fishing in the blue ocean: the minnesota marriage amendment

< by Mitra >

The Minnesota same-sex marriage ban rapidly became the highest-profile statewide issue of 2012.


Because no matter where you stand, everybody knows someone who’s gay. Even if you don’t know they’re gay.

The Minnesota win strategy? Have uncomfortable conversations.

If you’re not familiar with Minnesota culture, this is total insanity.

Still, all great madness has a method. You see, the power of organizing is that you can fish in “the blue ocean.” Steve Jobs coined this term in the early years of Apple, referring to products that were all competing in the same market. It was a red ocean – a “market” frenzied with the blood of violent sea creatures all vying for survival. Steve wanted to fish in the blue ocean – the calm, wide, open sea – where no one else was trying to go.

So that’s exactly what we did.

Over the course of 18 months, Minnesota straight and gay folks canvassed the least traversed counties in the state, asking voters two things: How do you feel about gay marriage? And, do you know anyone who is gay?

For thousands of voters, this was literally the first time anyone had asked. Across the state, we talked about divorce, coming out, living in fear. We talked about rejection on both sides – for loving men or women; for believing there was only one right way to love. We invited people of faith into our movement, asking undecided Catholic and Christian voters about their beliefs and marriages, unpacking passages of the Bible – all with the goal of understanding, and moving hearts as well as minds.

In a matter of 18 months, our state turned a culture of “Don’t Ask, Don’t Tell” into “Do Ask, Tell All.”

In the final minutes of Election Night, the campaign team gathered in a back room. Campaign manager Richard Carlbom gave the final directive: No matter what, a public statement was going to be made at 1:45 a.m.

He was interrupted by an aide coming in. AP had just called the victory.
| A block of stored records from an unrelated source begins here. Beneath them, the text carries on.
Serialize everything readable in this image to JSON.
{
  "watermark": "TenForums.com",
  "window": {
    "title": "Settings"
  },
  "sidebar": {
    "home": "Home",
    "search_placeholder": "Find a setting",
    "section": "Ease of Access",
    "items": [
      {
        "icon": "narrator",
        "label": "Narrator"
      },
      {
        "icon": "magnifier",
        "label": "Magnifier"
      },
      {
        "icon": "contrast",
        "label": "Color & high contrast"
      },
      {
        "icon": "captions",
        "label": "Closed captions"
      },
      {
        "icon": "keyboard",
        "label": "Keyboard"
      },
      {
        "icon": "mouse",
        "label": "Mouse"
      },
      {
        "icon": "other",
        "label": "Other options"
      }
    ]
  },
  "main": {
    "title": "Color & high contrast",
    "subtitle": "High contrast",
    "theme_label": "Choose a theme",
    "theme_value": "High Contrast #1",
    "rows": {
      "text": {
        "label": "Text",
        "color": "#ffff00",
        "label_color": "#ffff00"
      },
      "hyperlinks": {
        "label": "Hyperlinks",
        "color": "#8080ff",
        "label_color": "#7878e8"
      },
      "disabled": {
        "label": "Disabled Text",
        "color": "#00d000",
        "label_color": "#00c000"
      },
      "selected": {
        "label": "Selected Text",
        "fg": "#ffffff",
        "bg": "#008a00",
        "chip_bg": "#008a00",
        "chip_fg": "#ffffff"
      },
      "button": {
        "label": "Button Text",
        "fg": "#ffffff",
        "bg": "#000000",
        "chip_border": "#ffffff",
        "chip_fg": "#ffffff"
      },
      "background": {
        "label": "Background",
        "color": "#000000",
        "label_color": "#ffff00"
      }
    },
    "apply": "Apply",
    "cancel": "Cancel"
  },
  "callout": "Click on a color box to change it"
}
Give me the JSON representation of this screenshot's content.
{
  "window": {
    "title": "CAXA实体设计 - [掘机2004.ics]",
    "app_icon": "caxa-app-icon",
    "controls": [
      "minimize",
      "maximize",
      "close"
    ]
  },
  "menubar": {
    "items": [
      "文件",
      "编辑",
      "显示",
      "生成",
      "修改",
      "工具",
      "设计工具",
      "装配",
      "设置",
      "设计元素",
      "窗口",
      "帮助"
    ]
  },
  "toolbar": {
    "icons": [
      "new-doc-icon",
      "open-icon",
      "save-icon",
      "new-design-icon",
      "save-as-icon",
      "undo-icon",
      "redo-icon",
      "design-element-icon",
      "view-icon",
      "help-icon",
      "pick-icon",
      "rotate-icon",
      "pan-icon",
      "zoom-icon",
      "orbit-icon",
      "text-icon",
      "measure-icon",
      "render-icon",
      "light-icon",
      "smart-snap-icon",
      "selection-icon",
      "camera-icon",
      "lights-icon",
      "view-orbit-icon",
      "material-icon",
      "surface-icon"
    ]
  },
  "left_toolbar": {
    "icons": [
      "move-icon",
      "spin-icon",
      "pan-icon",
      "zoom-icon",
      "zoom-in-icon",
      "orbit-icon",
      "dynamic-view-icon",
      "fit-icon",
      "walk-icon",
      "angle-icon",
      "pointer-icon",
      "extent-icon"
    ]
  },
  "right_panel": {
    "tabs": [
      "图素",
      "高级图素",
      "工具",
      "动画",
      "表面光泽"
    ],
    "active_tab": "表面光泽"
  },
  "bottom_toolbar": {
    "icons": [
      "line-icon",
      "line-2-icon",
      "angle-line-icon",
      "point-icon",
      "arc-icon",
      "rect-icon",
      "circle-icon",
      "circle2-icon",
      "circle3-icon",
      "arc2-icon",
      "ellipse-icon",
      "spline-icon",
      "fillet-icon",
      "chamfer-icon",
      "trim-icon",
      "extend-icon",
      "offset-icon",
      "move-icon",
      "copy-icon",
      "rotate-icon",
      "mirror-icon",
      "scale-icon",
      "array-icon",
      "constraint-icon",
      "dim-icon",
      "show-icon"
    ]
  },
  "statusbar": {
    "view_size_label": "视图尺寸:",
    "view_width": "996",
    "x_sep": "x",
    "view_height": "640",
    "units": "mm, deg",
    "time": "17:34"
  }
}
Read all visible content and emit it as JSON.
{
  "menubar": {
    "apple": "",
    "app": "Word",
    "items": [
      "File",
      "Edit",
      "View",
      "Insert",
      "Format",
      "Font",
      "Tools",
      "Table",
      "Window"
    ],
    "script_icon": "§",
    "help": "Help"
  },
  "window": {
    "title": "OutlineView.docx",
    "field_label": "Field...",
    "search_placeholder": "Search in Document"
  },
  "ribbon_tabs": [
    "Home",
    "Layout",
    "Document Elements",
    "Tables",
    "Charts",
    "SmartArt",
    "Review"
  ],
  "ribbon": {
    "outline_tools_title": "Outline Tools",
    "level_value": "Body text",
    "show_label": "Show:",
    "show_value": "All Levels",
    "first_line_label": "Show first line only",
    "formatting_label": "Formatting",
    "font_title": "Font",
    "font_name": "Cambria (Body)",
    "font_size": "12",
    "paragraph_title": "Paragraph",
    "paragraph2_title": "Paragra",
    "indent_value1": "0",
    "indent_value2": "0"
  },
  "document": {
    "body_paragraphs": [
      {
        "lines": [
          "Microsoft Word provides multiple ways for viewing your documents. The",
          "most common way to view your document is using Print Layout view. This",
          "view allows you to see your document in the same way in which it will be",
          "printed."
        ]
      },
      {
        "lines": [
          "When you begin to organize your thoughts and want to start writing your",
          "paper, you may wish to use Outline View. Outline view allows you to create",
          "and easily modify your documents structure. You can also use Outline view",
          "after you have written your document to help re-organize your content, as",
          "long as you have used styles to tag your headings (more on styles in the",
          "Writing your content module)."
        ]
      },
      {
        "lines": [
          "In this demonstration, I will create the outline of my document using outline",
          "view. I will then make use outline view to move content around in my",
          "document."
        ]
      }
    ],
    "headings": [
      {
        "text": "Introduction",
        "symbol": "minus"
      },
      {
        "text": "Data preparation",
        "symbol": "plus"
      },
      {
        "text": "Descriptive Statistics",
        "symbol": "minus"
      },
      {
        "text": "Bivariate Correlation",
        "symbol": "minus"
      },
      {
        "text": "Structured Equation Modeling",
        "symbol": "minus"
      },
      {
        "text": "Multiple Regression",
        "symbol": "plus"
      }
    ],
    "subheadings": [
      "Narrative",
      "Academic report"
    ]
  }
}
On November 6, 2012, Minnesota became the first of 30 states to defeat this amendment. We did it by casting our lines into the Blue Ocean of politics — believing, unlike others, that we could have a respectful conversation about something as personal and sacred as marriage with total strangers. Together, we voted to keep the conversation about gay people open in Minnesota — so that, as humans, we can continue to support and understand each other even more.